Another measure of electricity is Watts and Kilowatts. Watts = (Volts X Amps). For example, a 60 Watt light bulb uses .5 Amps. Kilowatts or kilowatt-hours is a measurement of how much electricity is used. 1 Kilowatt = 1000 Watts. For example, that 60 watt light bulb uses .06 kilowatt hours. So if your power company charges .13 cents per kilowatt hour, they will charge you .78 cents per hour of usage (.06 X 1 hr) X (.13 price). A 100 Watt light bulb would cost you $1.30 per hour.

Electricity also meets resistance. Like a rock in a river, the water meets a certain amount of resistance. In electric circuits, this is measured in Ohms. Zero Ohms equals zero resistance and the greater the resistance, the lesser the current flow, or voltage.

For formulas expressing electrical equations, voltage is (V), current or amps are (I) and resistance is (r). To demonstrate how these three units relate to each other, one uses the formula I=V/r. To simplify, if you increase voltage, you will get more electricity. If you decrease resistance you will get more electricity.
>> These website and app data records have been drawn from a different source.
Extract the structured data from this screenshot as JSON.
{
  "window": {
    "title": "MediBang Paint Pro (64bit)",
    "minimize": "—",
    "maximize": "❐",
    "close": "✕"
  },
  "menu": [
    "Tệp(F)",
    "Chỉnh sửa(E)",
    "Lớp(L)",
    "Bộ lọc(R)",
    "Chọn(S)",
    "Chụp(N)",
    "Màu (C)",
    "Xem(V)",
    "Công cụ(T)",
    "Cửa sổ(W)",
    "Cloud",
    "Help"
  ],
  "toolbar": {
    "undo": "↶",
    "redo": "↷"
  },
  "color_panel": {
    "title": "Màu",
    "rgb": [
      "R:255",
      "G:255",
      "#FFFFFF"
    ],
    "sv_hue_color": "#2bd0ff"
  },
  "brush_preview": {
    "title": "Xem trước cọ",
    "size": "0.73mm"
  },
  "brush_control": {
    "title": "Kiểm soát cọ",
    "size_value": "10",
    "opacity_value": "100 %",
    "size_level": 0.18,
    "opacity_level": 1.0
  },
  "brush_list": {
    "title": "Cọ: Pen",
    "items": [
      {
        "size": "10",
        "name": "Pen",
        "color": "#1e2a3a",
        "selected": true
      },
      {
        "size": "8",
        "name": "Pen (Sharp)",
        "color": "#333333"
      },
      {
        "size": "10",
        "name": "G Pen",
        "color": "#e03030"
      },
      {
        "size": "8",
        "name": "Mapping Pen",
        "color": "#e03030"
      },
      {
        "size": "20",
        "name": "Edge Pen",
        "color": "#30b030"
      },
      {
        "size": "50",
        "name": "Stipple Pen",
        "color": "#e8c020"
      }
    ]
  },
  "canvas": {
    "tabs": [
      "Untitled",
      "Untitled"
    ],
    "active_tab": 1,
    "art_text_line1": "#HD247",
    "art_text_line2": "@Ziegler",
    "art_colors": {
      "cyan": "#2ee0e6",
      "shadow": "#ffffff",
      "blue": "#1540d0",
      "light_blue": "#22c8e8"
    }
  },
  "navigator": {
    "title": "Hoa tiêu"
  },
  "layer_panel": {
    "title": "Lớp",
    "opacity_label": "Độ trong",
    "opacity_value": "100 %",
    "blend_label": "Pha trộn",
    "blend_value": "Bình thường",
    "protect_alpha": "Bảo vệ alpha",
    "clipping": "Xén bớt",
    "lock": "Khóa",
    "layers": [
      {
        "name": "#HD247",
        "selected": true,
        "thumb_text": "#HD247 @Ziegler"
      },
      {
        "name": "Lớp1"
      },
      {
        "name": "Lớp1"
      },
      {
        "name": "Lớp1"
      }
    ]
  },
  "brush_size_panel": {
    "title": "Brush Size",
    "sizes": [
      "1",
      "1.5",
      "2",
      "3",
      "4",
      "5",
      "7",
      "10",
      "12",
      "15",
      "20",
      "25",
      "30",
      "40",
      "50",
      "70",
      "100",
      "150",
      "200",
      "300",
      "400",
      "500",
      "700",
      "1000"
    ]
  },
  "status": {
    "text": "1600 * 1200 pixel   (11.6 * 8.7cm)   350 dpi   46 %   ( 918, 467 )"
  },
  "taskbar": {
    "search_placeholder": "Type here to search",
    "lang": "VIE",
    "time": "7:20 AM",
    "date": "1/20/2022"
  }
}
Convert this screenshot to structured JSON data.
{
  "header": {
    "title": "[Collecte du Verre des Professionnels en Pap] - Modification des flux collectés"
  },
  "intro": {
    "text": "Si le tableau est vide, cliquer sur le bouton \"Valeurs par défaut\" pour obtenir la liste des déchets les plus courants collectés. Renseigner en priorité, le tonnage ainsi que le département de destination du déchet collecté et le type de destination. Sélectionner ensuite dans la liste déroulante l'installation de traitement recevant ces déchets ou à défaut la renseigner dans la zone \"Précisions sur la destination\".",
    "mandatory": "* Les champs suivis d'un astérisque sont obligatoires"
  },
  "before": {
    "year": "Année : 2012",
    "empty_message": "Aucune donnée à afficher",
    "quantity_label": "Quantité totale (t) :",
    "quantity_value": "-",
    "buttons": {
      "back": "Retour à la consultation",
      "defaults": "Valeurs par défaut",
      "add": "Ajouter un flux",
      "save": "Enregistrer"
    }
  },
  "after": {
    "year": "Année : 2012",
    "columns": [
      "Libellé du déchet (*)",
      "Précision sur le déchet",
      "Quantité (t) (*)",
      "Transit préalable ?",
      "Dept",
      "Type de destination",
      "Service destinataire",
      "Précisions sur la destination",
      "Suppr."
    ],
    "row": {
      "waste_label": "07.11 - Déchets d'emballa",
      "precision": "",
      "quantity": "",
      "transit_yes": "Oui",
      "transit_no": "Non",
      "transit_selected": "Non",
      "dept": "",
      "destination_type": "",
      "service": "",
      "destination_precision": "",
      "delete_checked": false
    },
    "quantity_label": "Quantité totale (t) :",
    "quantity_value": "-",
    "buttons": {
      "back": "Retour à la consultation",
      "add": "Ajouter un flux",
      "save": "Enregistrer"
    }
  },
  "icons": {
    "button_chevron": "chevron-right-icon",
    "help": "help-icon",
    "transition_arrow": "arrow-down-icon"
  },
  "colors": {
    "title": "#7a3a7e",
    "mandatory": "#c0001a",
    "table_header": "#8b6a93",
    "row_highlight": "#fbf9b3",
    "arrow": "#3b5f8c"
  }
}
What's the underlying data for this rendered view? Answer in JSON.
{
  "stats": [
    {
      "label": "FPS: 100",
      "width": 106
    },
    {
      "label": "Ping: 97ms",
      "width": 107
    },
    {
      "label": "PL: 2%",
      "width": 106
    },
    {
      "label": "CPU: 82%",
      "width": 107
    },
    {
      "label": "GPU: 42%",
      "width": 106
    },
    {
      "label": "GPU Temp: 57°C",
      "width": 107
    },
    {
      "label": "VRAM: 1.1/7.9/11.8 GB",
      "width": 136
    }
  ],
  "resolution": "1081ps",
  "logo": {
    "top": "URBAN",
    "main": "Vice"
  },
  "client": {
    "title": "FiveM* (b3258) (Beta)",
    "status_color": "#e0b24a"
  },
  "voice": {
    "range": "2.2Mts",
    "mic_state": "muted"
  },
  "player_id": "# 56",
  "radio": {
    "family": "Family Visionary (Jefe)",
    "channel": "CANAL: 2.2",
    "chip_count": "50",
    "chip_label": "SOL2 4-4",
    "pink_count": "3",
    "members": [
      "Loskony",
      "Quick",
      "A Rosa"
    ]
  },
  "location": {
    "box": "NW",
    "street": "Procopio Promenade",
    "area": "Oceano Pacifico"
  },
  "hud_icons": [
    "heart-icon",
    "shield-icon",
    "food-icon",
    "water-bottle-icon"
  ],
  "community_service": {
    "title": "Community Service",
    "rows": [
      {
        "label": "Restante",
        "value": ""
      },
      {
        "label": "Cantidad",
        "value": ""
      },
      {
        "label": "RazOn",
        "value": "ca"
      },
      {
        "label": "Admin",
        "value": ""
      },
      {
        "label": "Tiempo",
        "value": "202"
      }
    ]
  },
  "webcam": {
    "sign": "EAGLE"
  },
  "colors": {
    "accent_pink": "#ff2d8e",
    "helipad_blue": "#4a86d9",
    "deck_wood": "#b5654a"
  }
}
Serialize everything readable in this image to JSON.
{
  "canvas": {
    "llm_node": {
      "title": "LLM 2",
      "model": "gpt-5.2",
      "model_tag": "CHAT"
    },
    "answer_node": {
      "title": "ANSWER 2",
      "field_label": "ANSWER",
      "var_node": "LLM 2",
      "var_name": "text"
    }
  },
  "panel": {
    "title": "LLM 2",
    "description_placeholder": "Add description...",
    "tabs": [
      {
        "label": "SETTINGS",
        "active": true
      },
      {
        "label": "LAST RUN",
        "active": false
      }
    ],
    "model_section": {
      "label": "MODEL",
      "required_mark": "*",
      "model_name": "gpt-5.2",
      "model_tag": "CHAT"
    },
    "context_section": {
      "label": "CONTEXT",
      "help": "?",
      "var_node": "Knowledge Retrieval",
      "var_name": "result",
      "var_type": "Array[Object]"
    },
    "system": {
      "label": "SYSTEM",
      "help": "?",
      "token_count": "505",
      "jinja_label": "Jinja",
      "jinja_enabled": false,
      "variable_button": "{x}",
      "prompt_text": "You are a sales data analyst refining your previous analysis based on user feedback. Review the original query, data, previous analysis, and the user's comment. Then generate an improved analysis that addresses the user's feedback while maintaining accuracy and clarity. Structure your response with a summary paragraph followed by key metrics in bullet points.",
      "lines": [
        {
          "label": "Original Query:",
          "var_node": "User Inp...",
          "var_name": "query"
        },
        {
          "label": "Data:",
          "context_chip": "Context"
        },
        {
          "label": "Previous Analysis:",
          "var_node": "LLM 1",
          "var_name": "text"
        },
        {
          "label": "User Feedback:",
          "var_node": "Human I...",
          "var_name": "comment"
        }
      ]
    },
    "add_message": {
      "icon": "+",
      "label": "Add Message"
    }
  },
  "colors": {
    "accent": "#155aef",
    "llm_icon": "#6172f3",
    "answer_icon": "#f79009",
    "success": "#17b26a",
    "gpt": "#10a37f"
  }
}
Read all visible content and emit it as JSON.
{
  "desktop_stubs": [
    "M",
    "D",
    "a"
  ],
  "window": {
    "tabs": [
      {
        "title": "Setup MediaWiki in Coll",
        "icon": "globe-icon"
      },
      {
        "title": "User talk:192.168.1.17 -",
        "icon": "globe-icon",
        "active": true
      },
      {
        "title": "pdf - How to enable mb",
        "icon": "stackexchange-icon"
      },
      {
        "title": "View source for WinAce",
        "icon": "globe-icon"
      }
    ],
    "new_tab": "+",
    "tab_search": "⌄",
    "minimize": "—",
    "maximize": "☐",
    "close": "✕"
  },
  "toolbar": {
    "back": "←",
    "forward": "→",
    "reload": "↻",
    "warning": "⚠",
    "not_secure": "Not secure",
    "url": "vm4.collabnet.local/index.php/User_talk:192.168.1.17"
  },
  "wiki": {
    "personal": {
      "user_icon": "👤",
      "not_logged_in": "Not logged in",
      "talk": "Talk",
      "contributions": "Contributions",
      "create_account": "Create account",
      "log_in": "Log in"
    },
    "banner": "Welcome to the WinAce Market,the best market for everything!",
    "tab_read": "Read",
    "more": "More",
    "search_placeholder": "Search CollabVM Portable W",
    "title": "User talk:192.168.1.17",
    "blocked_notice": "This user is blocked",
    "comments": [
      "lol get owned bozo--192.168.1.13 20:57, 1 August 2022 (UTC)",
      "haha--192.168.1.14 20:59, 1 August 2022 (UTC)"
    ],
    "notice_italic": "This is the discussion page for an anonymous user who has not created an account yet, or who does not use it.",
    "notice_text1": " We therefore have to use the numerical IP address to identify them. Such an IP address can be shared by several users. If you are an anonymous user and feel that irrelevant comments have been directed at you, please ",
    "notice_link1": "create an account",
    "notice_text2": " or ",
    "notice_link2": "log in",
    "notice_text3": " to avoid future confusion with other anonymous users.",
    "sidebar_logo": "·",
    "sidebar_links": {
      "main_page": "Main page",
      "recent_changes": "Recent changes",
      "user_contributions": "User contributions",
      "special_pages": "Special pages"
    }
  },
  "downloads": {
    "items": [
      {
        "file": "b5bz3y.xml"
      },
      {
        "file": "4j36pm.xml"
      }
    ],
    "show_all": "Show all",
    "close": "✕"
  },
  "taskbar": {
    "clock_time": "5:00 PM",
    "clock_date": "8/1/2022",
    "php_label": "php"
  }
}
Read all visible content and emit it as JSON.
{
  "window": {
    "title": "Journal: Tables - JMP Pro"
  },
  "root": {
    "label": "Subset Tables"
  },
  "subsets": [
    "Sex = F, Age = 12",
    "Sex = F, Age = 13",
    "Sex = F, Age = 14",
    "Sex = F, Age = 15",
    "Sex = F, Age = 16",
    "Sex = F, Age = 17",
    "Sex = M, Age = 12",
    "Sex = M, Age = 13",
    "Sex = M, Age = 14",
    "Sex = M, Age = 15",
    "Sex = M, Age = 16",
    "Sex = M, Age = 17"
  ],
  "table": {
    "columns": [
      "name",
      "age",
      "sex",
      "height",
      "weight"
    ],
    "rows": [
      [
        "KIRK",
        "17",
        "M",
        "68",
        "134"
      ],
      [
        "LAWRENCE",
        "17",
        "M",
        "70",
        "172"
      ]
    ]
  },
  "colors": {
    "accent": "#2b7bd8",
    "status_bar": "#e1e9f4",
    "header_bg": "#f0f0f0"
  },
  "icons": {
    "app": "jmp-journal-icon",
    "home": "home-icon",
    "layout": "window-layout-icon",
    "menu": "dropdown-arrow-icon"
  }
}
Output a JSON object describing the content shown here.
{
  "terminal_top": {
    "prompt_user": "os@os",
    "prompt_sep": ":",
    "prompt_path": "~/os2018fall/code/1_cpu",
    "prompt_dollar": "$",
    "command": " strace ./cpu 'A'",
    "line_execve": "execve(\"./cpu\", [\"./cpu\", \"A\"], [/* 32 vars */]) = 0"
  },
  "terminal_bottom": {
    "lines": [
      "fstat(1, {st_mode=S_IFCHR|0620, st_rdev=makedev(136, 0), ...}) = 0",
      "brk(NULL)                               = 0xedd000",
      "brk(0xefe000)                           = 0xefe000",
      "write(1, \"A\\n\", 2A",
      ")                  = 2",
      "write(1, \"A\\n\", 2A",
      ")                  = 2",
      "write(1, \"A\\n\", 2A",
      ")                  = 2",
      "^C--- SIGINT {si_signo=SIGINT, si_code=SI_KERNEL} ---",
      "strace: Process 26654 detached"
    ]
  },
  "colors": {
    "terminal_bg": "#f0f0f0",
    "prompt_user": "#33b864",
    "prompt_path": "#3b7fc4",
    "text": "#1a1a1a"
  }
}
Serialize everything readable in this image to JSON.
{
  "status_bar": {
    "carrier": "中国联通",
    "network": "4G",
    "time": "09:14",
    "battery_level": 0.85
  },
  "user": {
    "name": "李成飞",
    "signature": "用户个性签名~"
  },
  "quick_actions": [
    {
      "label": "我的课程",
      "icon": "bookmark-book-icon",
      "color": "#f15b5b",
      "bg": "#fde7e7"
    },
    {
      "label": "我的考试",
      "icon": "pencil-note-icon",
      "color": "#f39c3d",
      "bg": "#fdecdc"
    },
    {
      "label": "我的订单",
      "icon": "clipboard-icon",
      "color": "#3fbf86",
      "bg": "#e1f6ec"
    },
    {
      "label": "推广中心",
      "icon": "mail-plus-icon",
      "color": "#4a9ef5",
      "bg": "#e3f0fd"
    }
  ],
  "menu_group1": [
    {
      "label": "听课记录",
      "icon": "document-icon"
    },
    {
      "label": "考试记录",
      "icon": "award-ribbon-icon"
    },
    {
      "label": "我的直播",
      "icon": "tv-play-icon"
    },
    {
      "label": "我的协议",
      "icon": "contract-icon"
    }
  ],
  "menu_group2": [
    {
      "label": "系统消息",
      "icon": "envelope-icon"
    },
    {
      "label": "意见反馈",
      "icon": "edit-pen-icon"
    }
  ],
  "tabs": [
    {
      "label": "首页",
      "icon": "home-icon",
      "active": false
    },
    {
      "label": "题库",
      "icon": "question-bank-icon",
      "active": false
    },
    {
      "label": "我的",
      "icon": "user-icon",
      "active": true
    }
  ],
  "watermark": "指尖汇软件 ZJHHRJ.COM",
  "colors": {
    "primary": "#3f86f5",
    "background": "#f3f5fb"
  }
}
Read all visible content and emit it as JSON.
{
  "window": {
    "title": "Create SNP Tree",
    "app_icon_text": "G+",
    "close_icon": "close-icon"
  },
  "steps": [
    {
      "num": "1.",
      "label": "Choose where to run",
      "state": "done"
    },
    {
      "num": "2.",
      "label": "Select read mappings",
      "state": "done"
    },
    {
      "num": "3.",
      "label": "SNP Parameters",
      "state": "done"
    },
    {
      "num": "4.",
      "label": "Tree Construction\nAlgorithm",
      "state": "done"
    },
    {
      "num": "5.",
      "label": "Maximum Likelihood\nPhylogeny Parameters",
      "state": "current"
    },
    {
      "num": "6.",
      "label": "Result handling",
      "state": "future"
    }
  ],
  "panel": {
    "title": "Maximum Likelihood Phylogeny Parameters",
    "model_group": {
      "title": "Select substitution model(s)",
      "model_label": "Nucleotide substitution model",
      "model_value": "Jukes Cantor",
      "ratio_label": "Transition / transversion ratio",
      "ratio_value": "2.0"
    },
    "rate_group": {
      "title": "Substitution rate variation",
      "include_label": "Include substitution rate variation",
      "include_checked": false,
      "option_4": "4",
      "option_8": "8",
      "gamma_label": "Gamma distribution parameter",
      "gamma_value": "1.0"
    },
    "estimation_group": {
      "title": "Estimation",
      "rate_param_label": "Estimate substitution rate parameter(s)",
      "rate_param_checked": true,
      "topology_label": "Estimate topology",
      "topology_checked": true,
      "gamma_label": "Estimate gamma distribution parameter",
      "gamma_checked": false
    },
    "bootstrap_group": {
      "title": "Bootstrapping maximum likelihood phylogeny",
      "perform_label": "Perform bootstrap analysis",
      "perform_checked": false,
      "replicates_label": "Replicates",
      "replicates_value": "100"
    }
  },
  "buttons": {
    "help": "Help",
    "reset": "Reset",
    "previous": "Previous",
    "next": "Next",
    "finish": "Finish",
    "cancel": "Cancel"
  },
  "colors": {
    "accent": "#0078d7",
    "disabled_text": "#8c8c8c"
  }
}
The easiest way to actually see this equation is to look at a light bulb. The thin wire is called the filament. When electrical power is applied to the bulb, the filament resists the current of electrons. You can calculate that resistance by rearranging and applying the same formula, r=V/I. A 60 Watt light bulb's resistance would be 240 Ohms.

There are also two types of electrical currents, direct current (DC) and alternating current (AC). Direct current is what a battery produces, the current flows in one direction only, moving directly from the negative terminal to the positive terminal of the battery.

Alternating current is the power produced from generators or power plants. Alternating current reverses or cycles 60 times per second (in the United States). This is called Hertz (Hz) or Cycle. The electricity available in your United States home is 120 volt, 60 Hz AC power.

The advantage of alternating current is that the power company can send millions of volts from their power plants through small wires to transformers that step it down to usable voltages in one's residence.

One of the most misunderstood terms in an electrical system is grounding. Essentially, grounding provides an alternate route for the electrical current to flow by intentionally connecting the system to the earth. Grounding wires, under normal circumstances, carry no electrical load. The only time a grounding wire will carry current is when a piece of equipment or appliance is faulty. The only time you would intentionally send current through a ground because of a lightening strike or power surge, protecting the attached equipment.

Electricity is the life blood that flows through our society. Our survival, our comfort and entertainment are all affected by electricity. There still may be many mysteries and debates surrounding the definitions and what actually flows through those wires, but one thing is for sure, life would be much different without it.

© High Speed Ventures 2011